·        Illinois notches new all-time high in payroll jobs.  The Illinois Department of Employment Security (IDES), which compiles Illinois nonfarm payroll job numbers in cooperation with the U.S. Bureau of Labor Statistics, announced this week that revised employment numbers for January 2018 show that Illinois has notched a new peak employment level.  The revised statistics show that nearly 6.1 million men and women were employed on Illinois-based nonfarm payroll jobs in January 2018.  The new high was achieved as the result of net new jobs that had been created in calendar year 2017 within Illinois. 

Budget – COGFA report
·        Commission on Government Forecasting and Accountability (COGFA) releases February 2018 report.  February 2018 State general funds receipts grew significantly over similar figures posted in February 2017.  However, as with previous months in FY18, this healthy year-over-year performance was significantly affected by an income tax increase enacted in July 2017.  During the year-over-year period that spanned February 2017 and February 2018, sales tax receipts grew by 13%, individual income tax receipts grew 50%, and corporate income tax receipts increased by 378%. 

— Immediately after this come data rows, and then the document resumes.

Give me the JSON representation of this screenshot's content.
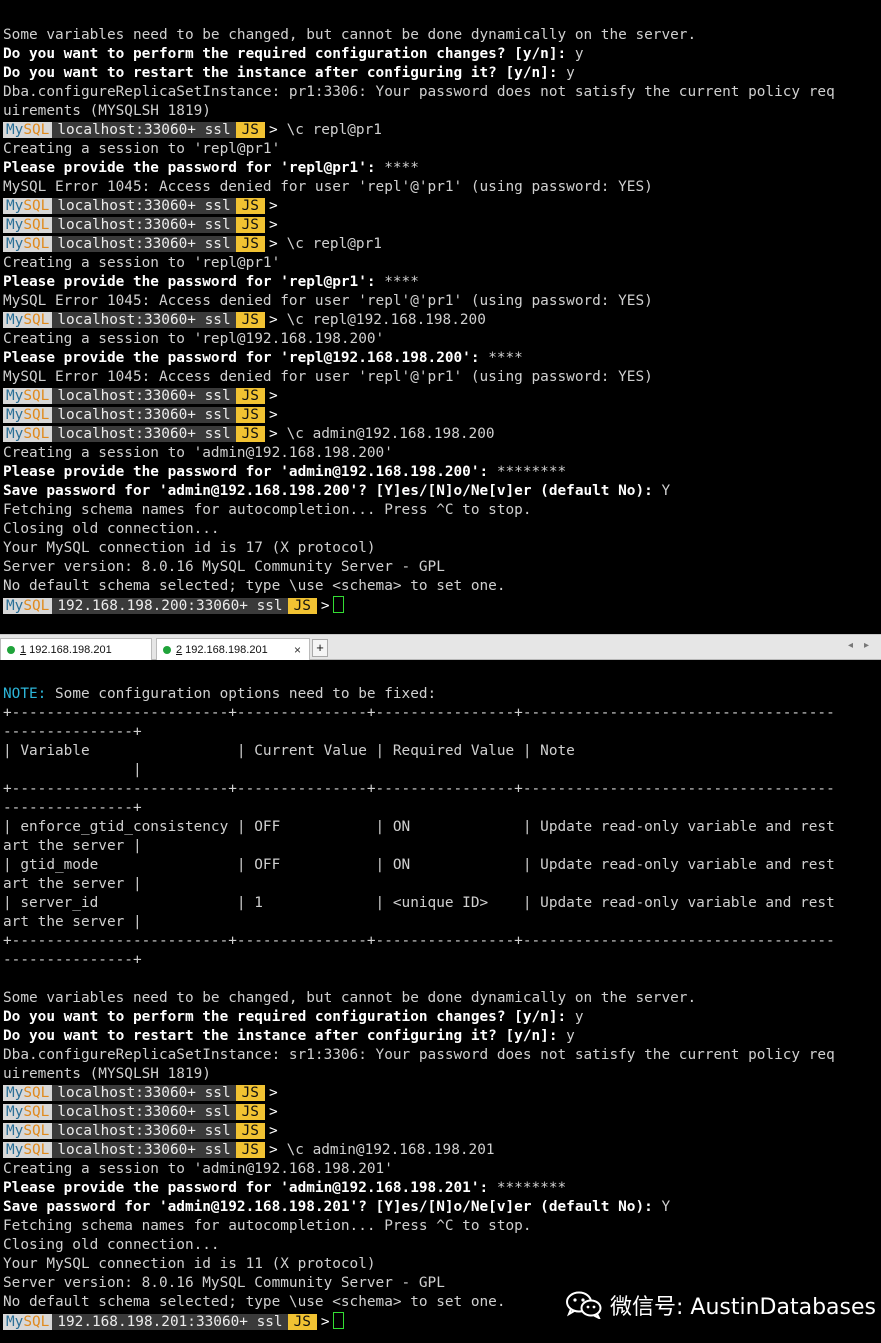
{
  "prompt": {
    "mysql_my": "My",
    "mysql_sql": "SQL",
    "lang": "JS",
    "arrow": ">"
  },
  "terminal1": {
    "lines": [
      {
        "t": "Some variables need to be changed, but cannot be done dynamically on the server."
      },
      {
        "t": "Do you want to perform the required configuration changes? [y/n]: ",
        "b": true,
        "u": "y"
      },
      {
        "t": "Do you want to restart the instance after configuring it? [y/n]: ",
        "b": true,
        "u": "y"
      },
      {
        "t": "Dba.configureReplicaSetInstance: pr1:3306: Your password does not satisfy the current policy req"
      },
      {
        "t": "uirements (MYSQLSH 1819)"
      },
      {
        "p": "localhost:33060+ ssl",
        "c": "\\c repl@pr1"
      },
      {
        "t": "Creating a session to 'repl@pr1'"
      },
      {
        "t": "Please provide the password for 'repl@pr1': ",
        "b": true,
        "u": "****"
      },
      {
        "t": "MySQL Error 1045: Access denied for user 'repl'@'pr1' (using password: YES)"
      },
      {
        "p": "localhost:33060+ ssl",
        "c": ""
      },
      {
        "p": "localhost:33060+ ssl",
        "c": ""
      },
      {
        "p": "localhost:33060+ ssl",
        "c": "\\c repl@pr1"
      },
      {
        "t": "Creating a session to 'repl@pr1'"
      },
      {
        "t": "Please provide the password for 'repl@pr1': ",
        "b": true,
        "u": "****"
      },
      {
        "t": "MySQL Error 1045: Access denied for user 'repl'@'pr1' (using password: YES)"
      },
      {
        "p": "localhost:33060+ ssl",
        "c": "\\c repl@192.168.198.200"
      },
      {
        "t": "Creating a session to 'repl@192.168.198.200'"
      },
      {
        "t": "Please provide the password for 'repl@192.168.198.200': ",
        "b": true,
        "u": "****"
      },
      {
        "t": "MySQL Error 1045: Access denied for user 'repl'@'pr1' (using password: YES)"
      },
      {
        "p": "localhost:33060+ ssl",
        "c": ""
      },
      {
        "p": "localhost:33060+ ssl",
        "c": ""
      },
      {
        "p": "localhost:33060+ ssl",
        "c": "\\c admin@192.168.198.200"
      },
      {
        "t": "Creating a session to 'admin@192.168.198.200'"
      },
      {
        "t": "Please provide the password for 'admin@192.168.198.200': ",
        "b": true,
        "u": "********"
      },
      {
        "t": "Save password for 'admin@192.168.198.200'? [Y]es/[N]o/Ne[v]er (default No): ",
        "b": true,
        "u": "Y"
      },
      {
        "t": "Fetching schema names for autocompletion... Press ^C to stop."
      },
      {
        "t": "Closing old connection..."
      },
      {
        "t": "Your MySQL connection id is 17 (X protocol)"
      },
      {
        "t": "Server version: 8.0.16 MySQL Community Server - GPL"
      },
      {
        "t": "No default schema selected; type \\use <schema> to set one."
      },
      {
        "p": "192.168.198.200:33060+ ssl",
        "c": "",
        "cur": true
      }
    ]
  },
  "tabs": [
    {
      "num": "1",
      "label": "192.168.198.201",
      "close": "×"
    },
    {
      "num": "2",
      "label": "192.168.198.201",
      "close": "×"
    }
  ],
  "tab_add": "+",
  "tab_nav": {
    "left": "◂",
    "right": "▸"
  },
  "terminal2": {
    "lines": [
      {
        "t": " Some configuration options need to be fixed:",
        "nk": "NOTE:"
      },
      {
        "t": "+-------------------------+---------------+----------------+------------------------------------"
      },
      {
        "t": "---------------+"
      },
      {
        "t": "| Variable                 | Current Value | Required Value | Note"
      },
      {
        "t": "               |"
      },
      {
        "t": "+-------------------------+---------------+----------------+------------------------------------"
      },
      {
        "t": "---------------+"
      },
      {
        "t": "| enforce_gtid_consistency | OFF           | ON             | Update read-only variable and rest"
      },
      {
        "t": "art the server |"
      },
      {
        "t": "| gtid_mode                | OFF           | ON             | Update read-only variable and rest"
      },
      {
        "t": "art the server |"
      },
      {
        "t": "| server_id                | 1             | <unique ID>    | Update read-only variable and rest"
      },
      {
        "t": "art the server |"
      },
      {
        "t": "+-------------------------+---------------+----------------+------------------------------------"
      },
      {
        "t": "---------------+"
      },
      {
        "t": ""
      },
      {
        "t": "Some variables need to be changed, but cannot be done dynamically on the server."
      },
      {
        "t": "Do you want to perform the required configuration changes? [y/n]: ",
        "b": true,
        "u": "y"
      },
      {
        "t": "Do you want to restart the instance after configuring it? [y/n]: ",
        "b": true,
        "u": "y"
      },
      {
        "t": "Dba.configureReplicaSetInstance: sr1:3306: Your password does not satisfy the current policy req"
      },
      {
        "t": "uirements (MYSQLSH 1819)"
      },
      {
        "p": "localhost:33060+ ssl",
        "c": ""
      },
      {
        "p": "localhost:33060+ ssl",
        "c": ""
      },
      {
        "p": "localhost:33060+ ssl",
        "c": ""
      },
      {
        "p": "localhost:33060+ ssl",
        "c": "\\c admin@192.168.198.201"
      },
      {
        "t": "Creating a session to 'admin@192.168.198.201'"
      },
      {
        "t": "Please provide the password for 'admin@192.168.198.201': ",
        "b": true,
        "u": "********"
      },
      {
        "t": "Save password for 'admin@192.168.198.201'? [Y]es/[N]o/Ne[v]er (default No): ",
        "b": true,
        "u": "Y"
      },
      {
        "t": "Fetching schema names for autocompletion... Press ^C to stop."
      },
      {
        "t": "Closing old connection..."
      },
      {
        "t": "Your MySQL connection id is 11 (X protocol)"
      },
      {
        "t": "Server version: 8.0.16 MySQL Community Server - GPL"
      },
      {
        "t": "No default schema selected; type \\use <schema> to set one."
      },
      {
        "p": "192.168.198.201:33060+ ssl",
        "c": "",
        "cur": true
      }
    ]
  },
  "watermark": {
    "text": "微信号: AustinDatabases",
    "icon": "wechat-icon"
  },
  "colors": {
    "background": "#000000",
    "text": "#d0d0d0",
    "prompt_js": "#f1c232",
    "cursor": "#33dd33",
    "note": "#2cb5d8"
  }
}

Education – Scholarships
·        Tax credit scholarship clearinghouse announces more than 33,000 applications.  The benchmark news came from Empower Illinois, one of the nonprofit entities overseeing implementation of the Illinois tax credit scholarship program created by the Illinois General Assembly in 2017.  Under this new tax credit, Illinois income taxpayers are authorized to donate moneys to an approved scholarship clearinghouse.  The moneys will be used to pay for scholarships to be awarded to enable children to attend fee-charging schools.  Scholarships that will cover 50 to 100 percent of a student’s tuition and school-related expenses will be awarded to children from income-eligible households.

Empower Illinois’ announcement followed the nonprofit’s previous announcement of a glitch on January 31.  When the Empower office first tried to roll out their online scholarship application window, so many applications were submitted that the website broke down.   The 33,000 valid applications submitted in the second process, which generated totals announced on Wednesday, February 28, reflect emergency repairs made to the application website.  Empower Illinois reported receiving $45 million in pledged donations from Illinois taxpayers.  The taxpayers will receive individual income tax credits to cover up to 80 percent of the cost of their donations.  Applicant households who do not get into the program this year may choose to reapply again in early 2019.